WHAT NEEDS TO BE DONE:
Looking at the entries, how many lines hold the word "Datei"? State the number by itself.

*** MATERIAL TO PROCESS ***

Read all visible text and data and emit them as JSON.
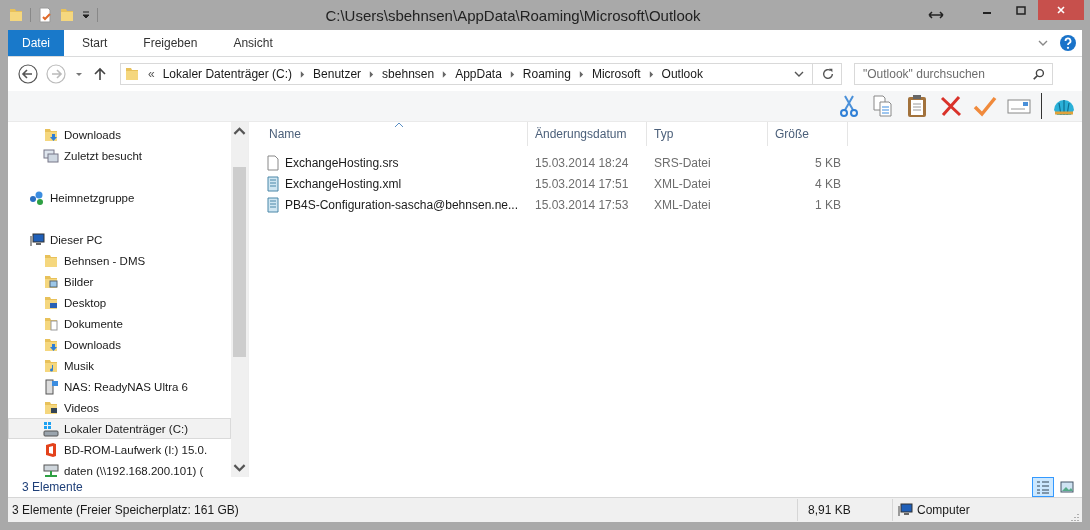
{
  "window": {
    "title": "C:\\Users\\sbehnsen\\AppData\\Roaming\\Microsoft\\Outlook"
  },
  "ribbon_tabs": [
    {
      "label": "Datei",
      "kind": "file"
    },
    {
      "label": "Start",
      "kind": "tab"
    },
    {
      "label": "Freigeben",
      "kind": "tab"
    },
    {
      "label": "Ansicht",
      "kind": "tab"
    }
  ],
  "address_bar": {
    "overflow": "«",
    "crumbs": [
      "Lokaler Datenträger (C:)",
      "Benutzer",
      "sbehnsen",
      "AppData",
      "Roaming",
      "Microsoft",
      "Outlook"
    ]
  },
  "search": {
    "placeholder": "\"Outlook\" durchsuchen"
  },
  "navigation": [
    {
      "children": [
        {
          "label": "Downloads",
          "kind": "folder-download",
          "selected": false
        },
        {
          "label": "Zuletzt besucht",
          "kind": "recent",
          "selected": false
        }
      ]
    },
    {
      "label": "Heimnetzgruppe",
      "kind": "homegroup",
      "selected": false
    },
    {
      "label": "Dieser PC",
      "kind": "pc",
      "selected": false,
      "children": [
        {
          "label": "Behnsen - DMS",
          "kind": "folder",
          "selected": false
        },
        {
          "label": "Bilder",
          "kind": "folder-pictures",
          "selected": false
        },
        {
          "label": "Desktop",
          "kind": "folder-desktop",
          "selected": false
        },
        {
          "label": "Dokumente",
          "kind": "folder-documents",
          "selected": false
        },
        {
          "label": "Downloads",
          "kind": "folder-download",
          "selected": false
        },
        {
          "label": "Musik",
          "kind": "folder-music",
          "selected": false
        },
        {
          "label": "NAS: ReadyNAS Ultra 6",
          "kind": "nas",
          "selected": false
        },
        {
          "label": "Videos",
          "kind": "folder-videos",
          "selected": false
        },
        {
          "label": "Lokaler Datenträger (C:)",
          "kind": "drive",
          "selected": true
        },
        {
          "label": "BD-ROM-Laufwerk (I:) 15.0.",
          "kind": "office",
          "selected": false
        },
        {
          "label": "daten (\\\\192.168.200.101) (",
          "kind": "network-drive",
          "selected": false
        }
      ]
    }
  ],
  "file_list": {
    "columns": [
      {
        "label": "Name",
        "sorted": true
      },
      {
        "label": "Änderungsdatum",
        "sorted": false
      },
      {
        "label": "Typ",
        "sorted": false
      },
      {
        "label": "Größe",
        "sorted": false
      }
    ],
    "rows": [
      {
        "name": "ExchangeHosting.srs",
        "kind": "file",
        "date": "15.03.2014 18:24",
        "type": "SRS-Datei",
        "size": "5 KB"
      },
      {
        "name": "ExchangeHosting.xml",
        "kind": "xml",
        "date": "15.03.2014 17:51",
        "type": "XML-Datei",
        "size": "4 KB"
      },
      {
        "name": "PB4S-Configuration-sascha@behnsen.ne...",
        "kind": "xml",
        "date": "15.03.2014 17:53",
        "type": "XML-Datei",
        "size": "1 KB"
      }
    ]
  },
  "item_count": "3 Elemente",
  "view_buttons": [
    {
      "kind": "details",
      "selected": true
    },
    {
      "kind": "large-icons",
      "selected": false
    }
  ],
  "status_bar": {
    "summary": "3 Elemente (Freier Speicherplatz: 161 GB)",
    "size": "8,91 KB",
    "location": "Computer"
  }
}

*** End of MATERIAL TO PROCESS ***

RESPONSE:
4